My Land Is My Castle

02/1/21  |  Hertha Wolff-Arend

This blog is dedicated to everyone who is interested in buying an equestrian property and needs advice on what to look for before making an offer. At the same time, if you already live with your horses on a property, this blog may also give you some ideas for improvements

When looking at horse properties, you will find all kinds of houses, barns and settings. Some of these settings are meant for the so called gentleman ranches, others for the more serious horse addicts like trainers or professional riders. Some people just keep horses in their yard and enjoy the sight of their four legged friends. There may be as many reasons why people own horses as there are breeds in the equine world.

There are different disciplines in equine sports which need to meet different measures and settings.
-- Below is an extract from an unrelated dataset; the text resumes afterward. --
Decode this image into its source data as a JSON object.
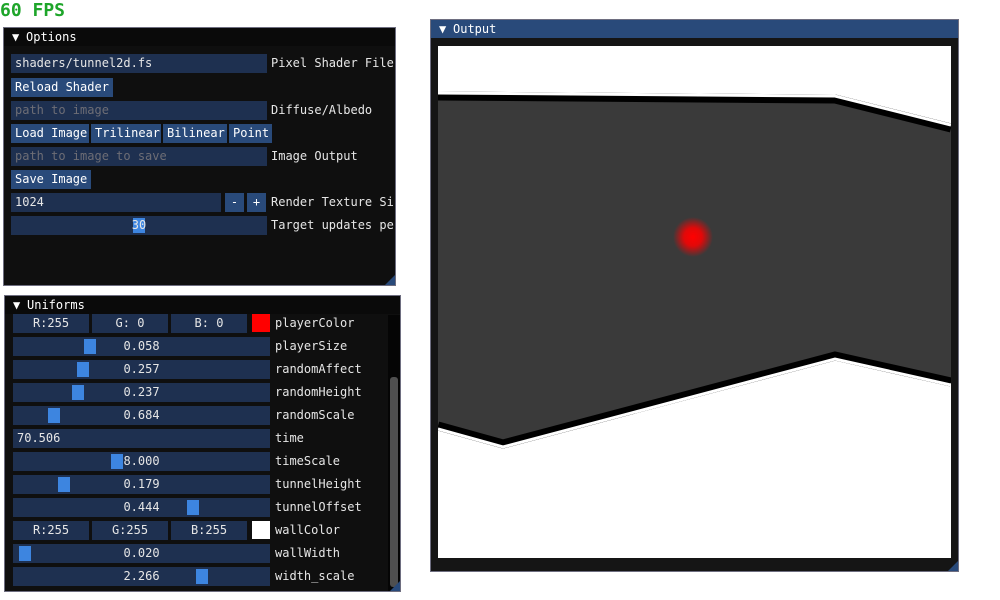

For example, if you are a dressage rider you might want a 20 x 60 meters arena, while if you prefer jumping or roping you will probably prefer a bigger arena. As a jumper, you need storage for poles and jumps while as a roper you might like to have room for pens to keep cattle.

Nevertheless, there is one thing the various disciplines and horse enthusiasts have in common: The need for usable acres when buying an equestrian property. This is what you have to look for:

  • You must have enough flat land to build a barn, an arena as well as other outbuildings if they do not already exist on the property.
  • Get confirmation that zoning allows horses. The size of the land does not necessarily mean horses are allowed.
  • Take into consideration the number of horses you own or you want to own. Horses need room to roam and you should plan 1.5 to 2.0 acres per horse. 
  • Some hills and slopes are fine, but avoid steep and rocky ground to avoid injury to your horses.
  • Ideally there should be enough room to build a loop road that makes it easier for you to trailer in and out of your property.
  • Avoid any property that is listed as studded with oak trees. Although some shade from trees is fine, you don’t want your horses chasing each other under tree branches. The horses can get injured and will be prevented from enjoying what they like most, aside from grazing in a herd, i.e. scoping the horizon.
It does not matter if you have 5 acres or 50 acres; a property without plenty of flat acres is not appropriate for keeping your horses. It does not matter if you start to build your dream from the scratch or buy an existing equestrian property. Your land is your castle and your horses will be grateful when you make the right choice.

Please share your experience and let me know what you think about the importance of usable acres for horses.

In this blog I shared my personal views and opinion and talk about my own experience since I am living on a country property with a bunch of animals.